Economists fear a rise in unemployment. Photo: Andrew Quilty
ANZ has drastically cut its interest rate forecasts for next year, citing a sharp weakening in the mining sector, higher unemployment and the strong dollar as the rationale behind a drop of 100 basis points.
ANZ had forecast the Reserve Bank of Australia’s official cash rate to stay on hold at 3 per cent for all of 2013, but is now predicting a 25 basis point cut in each quarter, ending 2013 at 2 per cent. Among major banking institutions, ANZ now has the lowest forecast for interest rates, along with Macquarie Bank.
That means that the strongest sector is getting weak and the weak sectors are not getting better.
The RBA, earlier this month, cut interest rates by 25 basis points, to 3 per cent, their lowest levels since the global financial crisis. If rates were to be cut by 100 basis points, they would reach a new Australian low.
‘‘It’s probably been evolving for a little while,’’ said Ivan Colhoun, ANZ head of economics & property research. ‘‘Since the RBA’s board meeting and the NAB business survey, we’ve been reviewing our forecasts.’’
Over the past quarter, a number of key indicators have begun to show growing weakness in Australia’s resource sector.
ANZ’s job ad index, a key indicator for the future jobs market, dropped 2.9 per cent in November, marking the eighth straight month of falls.
Mr Colhoun said a run of job advertisement drops over the past six months in Western Australia and Queensland pointed to a likely rise in unemployment in resource-reliant states.
On average in WA and Queensland, job ads have fallen 6 per cent and 4 per cent respectively each month for the second half of 2012.
Macquarie Bank senior economist Brian Redican said unemployment had been on the rise in non-mining sectors for some time, but until now those losses were offset by the increase of jobs during the mining boom.
Mr Redican said he expected the unemployment rate to climb above 6.5 per cent in 2013.

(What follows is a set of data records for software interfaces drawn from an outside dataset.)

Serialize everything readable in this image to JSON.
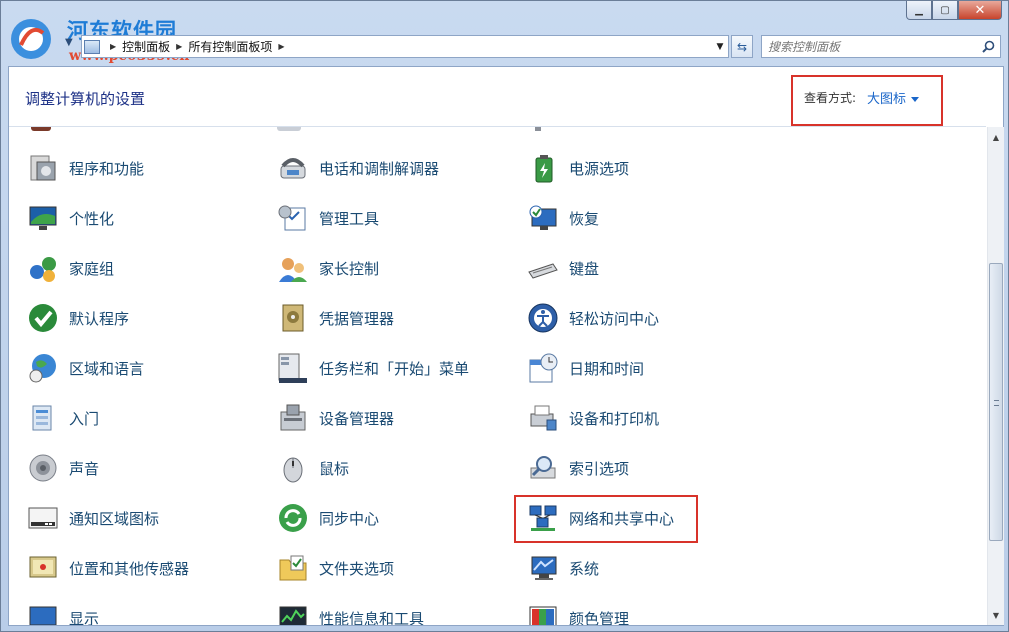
{
  "watermark": {
    "title": "河东软件园",
    "url": "www.pc0359.cn"
  },
  "window": {
    "minimize_icon": "minimize-icon",
    "maximize_icon": "maximize-icon",
    "close_icon": "close-icon"
  },
  "address": {
    "crumbs": [
      "控制面板",
      "所有控制面板项"
    ],
    "icon": "control-panel-icon"
  },
  "search": {
    "placeholder": "搜索控制面板",
    "icon": "search-icon"
  },
  "header": {
    "title": "调整计算机的设置",
    "view_by_label": "查看方式:",
    "view_by_value": "大图标"
  },
  "items": {
    "col1": [
      "程序和功能",
      "个性化",
      "家庭组",
      "默认程序",
      "区域和语言",
      "入门",
      "声音",
      "通知区域图标",
      "位置和其他传感器",
      "显示"
    ],
    "col2": [
      "电话和调制解调器",
      "管理工具",
      "家长控制",
      "凭据管理器",
      "任务栏和「开始」菜单",
      "设备管理器",
      "鼠标",
      "同步中心",
      "文件夹选项",
      "性能信息和工具"
    ],
    "col3": [
      "电源选项",
      "恢复",
      "键盘",
      "轻松访问中心",
      "日期和时间",
      "设备和打印机",
      "索引选项",
      "网络和共享中心",
      "系统",
      "颜色管理"
    ]
  },
  "colors": {
    "link": "#1a4a72",
    "heading": "#1e3287",
    "highlight": "#d8332a",
    "accent": "#1a66c9"
  }
}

‘‘The same time as that, we’re not seeing a pick up in the non-mining sector being particular strong at all,’’ he said. ‘‘So that means that the strongest sector is getting weak and the weak sectors are not getting better, you end up getting a worse overall outcome.’’
A drop in capital expenditure numbers in November, which showed mining companies cutting their expected spending by 8.1 per cent or $9.6 million for 2013, signalled a further deterioration in the resources sector.
Retail sales have also come in weaker than expected, with the Australian Bureau of Statistics reporting flat sales in October, disappointing market predictions of a 0.4 per cent rise.
‘‘The same time as that, we’re not seeing a pick up in the non-mining sector being particular strong at all,’’ said Mr Colhoun. ‘‘So that means that the strongest sector is getting weak and the weak sectors are not getting better, you end up getting a worse overall outcome."
More positive outlook
Despite the views of ANZ and Macquarie Bank, HSBC maintains a positive outlook for the Australian economy, forecasting official rates to rise by 25 basis points, to 3.25 per cent, by the end of 2013.
HSBC chief economist Paul Bloxham said he expected the Australian economy to continue to rebalance, with the housing sector, along with retail sales to help fill some of the void left by the mining sector.
‘‘You’re going to see housing construction pick up [and] you’re going to see house prices rise next year. That will motivate some more retail sales as households look to fill those newly constructed houses with durable goods,’’ Mr Bloxham said.